**SOURCE RECORDS**
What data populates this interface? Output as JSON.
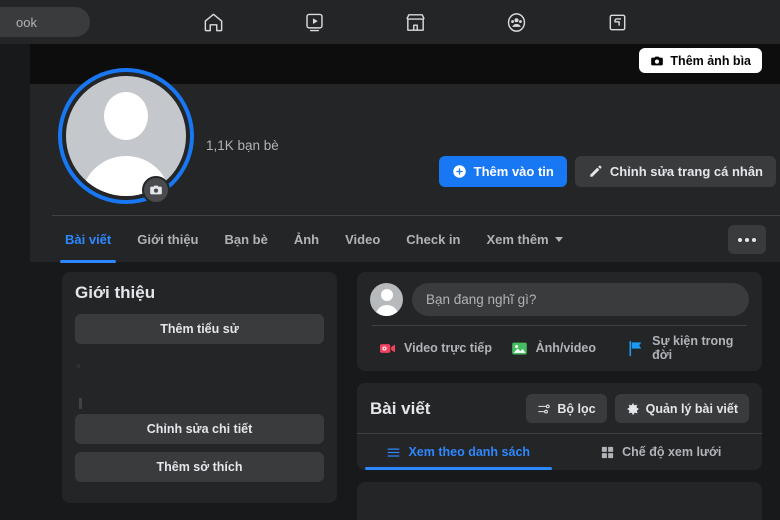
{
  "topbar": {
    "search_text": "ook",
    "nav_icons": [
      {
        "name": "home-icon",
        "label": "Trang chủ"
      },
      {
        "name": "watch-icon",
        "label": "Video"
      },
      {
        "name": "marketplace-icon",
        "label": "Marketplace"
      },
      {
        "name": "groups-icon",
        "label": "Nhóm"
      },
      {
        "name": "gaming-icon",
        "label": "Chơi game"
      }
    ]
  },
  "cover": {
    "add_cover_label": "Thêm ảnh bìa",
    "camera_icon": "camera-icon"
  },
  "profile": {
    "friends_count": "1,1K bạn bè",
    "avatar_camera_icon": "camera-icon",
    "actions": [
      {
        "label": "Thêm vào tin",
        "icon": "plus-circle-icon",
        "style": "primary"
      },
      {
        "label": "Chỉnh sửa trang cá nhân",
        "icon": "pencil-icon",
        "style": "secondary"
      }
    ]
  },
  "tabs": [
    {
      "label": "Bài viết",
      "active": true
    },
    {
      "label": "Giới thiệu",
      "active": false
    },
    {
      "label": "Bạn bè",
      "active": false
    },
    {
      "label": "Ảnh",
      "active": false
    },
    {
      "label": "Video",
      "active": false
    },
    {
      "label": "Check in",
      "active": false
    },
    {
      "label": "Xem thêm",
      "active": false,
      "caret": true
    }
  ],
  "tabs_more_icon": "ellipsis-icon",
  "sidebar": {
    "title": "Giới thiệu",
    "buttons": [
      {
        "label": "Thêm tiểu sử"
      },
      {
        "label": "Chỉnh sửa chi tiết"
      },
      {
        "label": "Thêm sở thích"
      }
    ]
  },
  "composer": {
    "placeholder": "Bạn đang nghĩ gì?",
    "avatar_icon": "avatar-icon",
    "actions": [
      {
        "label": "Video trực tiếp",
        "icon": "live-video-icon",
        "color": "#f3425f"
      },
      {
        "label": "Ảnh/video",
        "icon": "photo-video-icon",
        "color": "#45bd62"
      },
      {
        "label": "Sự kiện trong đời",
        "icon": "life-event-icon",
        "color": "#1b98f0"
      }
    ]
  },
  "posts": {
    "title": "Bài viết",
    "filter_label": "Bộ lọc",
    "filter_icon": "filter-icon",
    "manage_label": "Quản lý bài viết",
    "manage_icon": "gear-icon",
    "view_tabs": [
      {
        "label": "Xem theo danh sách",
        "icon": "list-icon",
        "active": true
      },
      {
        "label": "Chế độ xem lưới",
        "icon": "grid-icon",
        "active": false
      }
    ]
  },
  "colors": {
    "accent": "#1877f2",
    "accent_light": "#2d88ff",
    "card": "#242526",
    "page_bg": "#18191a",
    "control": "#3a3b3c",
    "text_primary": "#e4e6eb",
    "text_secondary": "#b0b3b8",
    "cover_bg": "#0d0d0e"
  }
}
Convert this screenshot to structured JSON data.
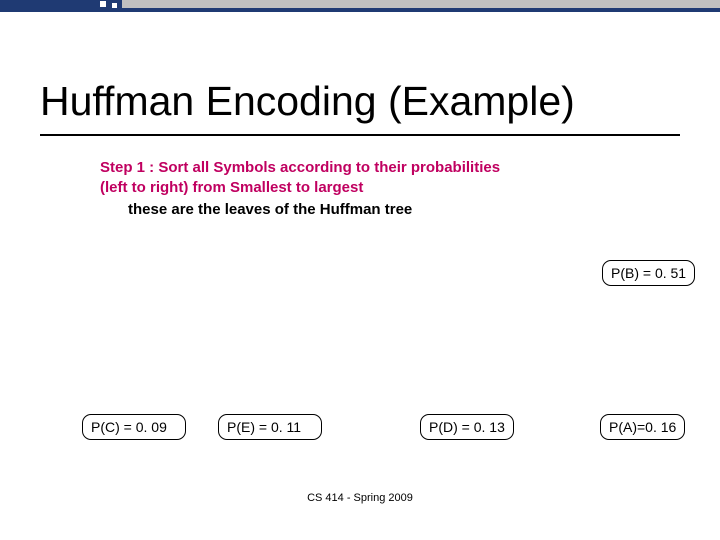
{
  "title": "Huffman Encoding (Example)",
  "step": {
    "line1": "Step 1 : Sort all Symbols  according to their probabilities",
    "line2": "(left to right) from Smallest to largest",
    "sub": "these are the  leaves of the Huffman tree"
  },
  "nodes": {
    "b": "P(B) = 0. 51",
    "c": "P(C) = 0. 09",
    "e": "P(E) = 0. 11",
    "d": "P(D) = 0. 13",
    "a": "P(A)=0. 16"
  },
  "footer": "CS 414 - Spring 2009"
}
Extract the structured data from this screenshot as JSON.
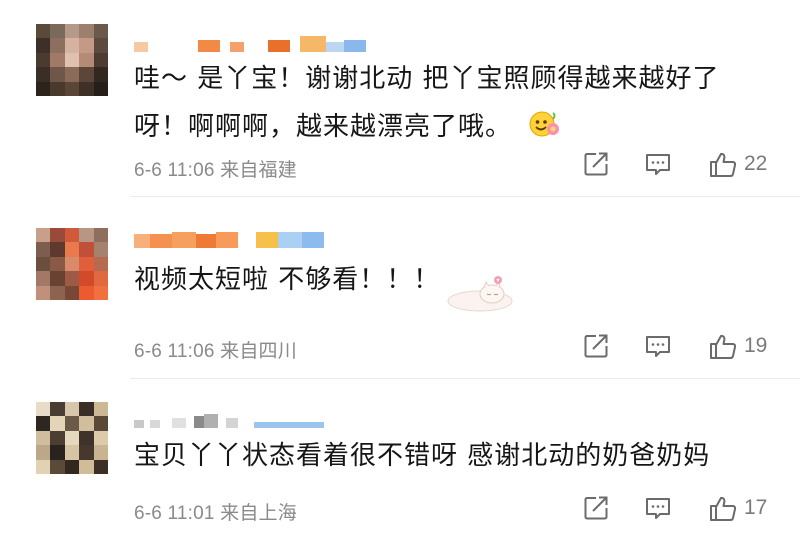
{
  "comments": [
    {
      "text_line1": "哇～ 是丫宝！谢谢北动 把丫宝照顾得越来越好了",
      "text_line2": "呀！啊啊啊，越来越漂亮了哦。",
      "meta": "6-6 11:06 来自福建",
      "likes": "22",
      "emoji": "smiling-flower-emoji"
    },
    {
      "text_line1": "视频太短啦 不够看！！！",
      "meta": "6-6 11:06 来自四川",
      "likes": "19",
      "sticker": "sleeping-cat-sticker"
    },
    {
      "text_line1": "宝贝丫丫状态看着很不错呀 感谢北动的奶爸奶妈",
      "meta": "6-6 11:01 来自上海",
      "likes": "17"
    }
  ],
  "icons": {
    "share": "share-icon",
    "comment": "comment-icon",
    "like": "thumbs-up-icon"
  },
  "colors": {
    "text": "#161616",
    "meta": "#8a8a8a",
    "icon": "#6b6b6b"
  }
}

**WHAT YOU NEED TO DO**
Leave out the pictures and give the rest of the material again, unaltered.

**ANSWER SECTION**
What data populates this interface? Output as JSON.
{
  "topbar": {
    "search_text": "ook",
    "nav_icons": [
      {
        "name": "home-icon",
        "label": "Trang chủ"
      },
      {
        "name": "watch-icon",
        "label": "Video"
      },
      {
        "name": "marketplace-icon",
        "label": "Marketplace"
      },
      {
        "name": "groups-icon",
        "label": "Nhóm"
      },
      {
        "name": "gaming-icon",
        "label": "Chơi game"
      }
    ]
  },
  "cover": {
    "add_cover_label": "Thêm ảnh bìa",
    "camera_icon": "camera-icon"
  },
  "profile": {
    "friends_count": "1,1K bạn bè",
    "avatar_camera_icon": "camera-icon",
    "actions": [
      {
        "label": "Thêm vào tin",
        "icon": "plus-circle-icon",
        "style": "primary"
      },
      {
        "label": "Chỉnh sửa trang cá nhân",
        "icon": "pencil-icon",
        "style": "secondary"
      }
    ]
  },
  "tabs": [
    {
      "label": "Bài viết",
      "active": true
    },
    {
      "label": "Giới thiệu",
      "active": false
    },
    {
      "label": "Bạn bè",
      "active": false
    },
    {
      "label": "Ảnh",
      "active": false
    },
    {
      "label": "Video",
      "active": false
    },
    {
      "label": "Check in",
      "active": false
    },
    {
      "label": "Xem thêm",
      "active": false,
      "caret": true
    }
  ],
  "tabs_more_icon": "ellipsis-icon",
  "sidebar": {
    "title": "Giới thiệu",
    "buttons": [
      {
        "label": "Thêm tiểu sử"
      },
      {
        "label": "Chỉnh sửa chi tiết"
      },
      {
        "label": "Thêm sở thích"
      }
    ]
  },
  "composer": {
    "placeholder": "Bạn đang nghĩ gì?",
    "avatar_icon": "avatar-icon",
    "actions": [
      {
        "label": "Video trực tiếp",
        "icon": "live-video-icon",
        "color": "#f3425f"
      },
      {
        "label": "Ảnh/video",
        "icon": "photo-video-icon",
        "color": "#45bd62"
      },
      {
        "label": "Sự kiện trong đời",
        "icon": "life-event-icon",
        "color": "#1b98f0"
      }
    ]
  },
  "posts": {
    "title": "Bài viết",
    "filter_label": "Bộ lọc",
    "filter_icon": "filter-icon",
    "manage_label": "Quản lý bài viết",
    "manage_icon": "gear-icon",
    "view_tabs": [
      {
        "label": "Xem theo danh sách",
        "icon": "list-icon",
        "active": true
      },
      {
        "label": "Chế độ xem lưới",
        "icon": "grid-icon",
        "active": false
      }
    ]
  },
  "colors": {
    "accent": "#1877f2",
    "accent_light": "#2d88ff",
    "card": "#242526",
    "page_bg": "#18191a",
    "control": "#3a3b3c",
    "text_primary": "#e4e6eb",
    "text_secondary": "#b0b3b8",
    "cover_bg": "#0d0d0e"
  }
}
Convert this screenshot to structured JSON data.
{
  "title": "Huffman Encoding (Example)",
  "step": {
    "line1": "Step 1 : Sort all Symbols  according to their probabilities",
    "line2": "(left to right) from Smallest to largest",
    "sub": "these are the  leaves of the Huffman tree"
  },
  "nodes": {
    "b": "P(B) = 0. 51",
    "c": "P(C) = 0. 09",
    "e": "P(E) = 0. 11",
    "d": "P(D) = 0. 13",
    "a": "P(A)=0. 16"
  },
  "footer": "CS 414 - Spring 2009"
}
Extract the structured data from this screenshot as JSON.
{
  "comments": [
    {
      "text_line1": "哇～ 是丫宝！谢谢北动 把丫宝照顾得越来越好了",
      "text_line2": "呀！啊啊啊，越来越漂亮了哦。",
      "meta": "6-6 11:06 来自福建",
      "likes": "22",
      "emoji": "smiling-flower-emoji"
    },
    {
      "text_line1": "视频太短啦 不够看！！！",
      "meta": "6-6 11:06 来自四川",
      "likes": "19",
      "sticker": "sleeping-cat-sticker"
    },
    {
      "text_line1": "宝贝丫丫状态看着很不错呀 感谢北动的奶爸奶妈",
      "meta": "6-6 11:01 来自上海",
      "likes": "17"
    }
  ],
  "icons": {
    "share": "share-icon",
    "comment": "comment-icon",
    "like": "thumbs-up-icon"
  },
  "colors": {
    "text": "#161616",
    "meta": "#8a8a8a",
    "icon": "#6b6b6b"
  }
}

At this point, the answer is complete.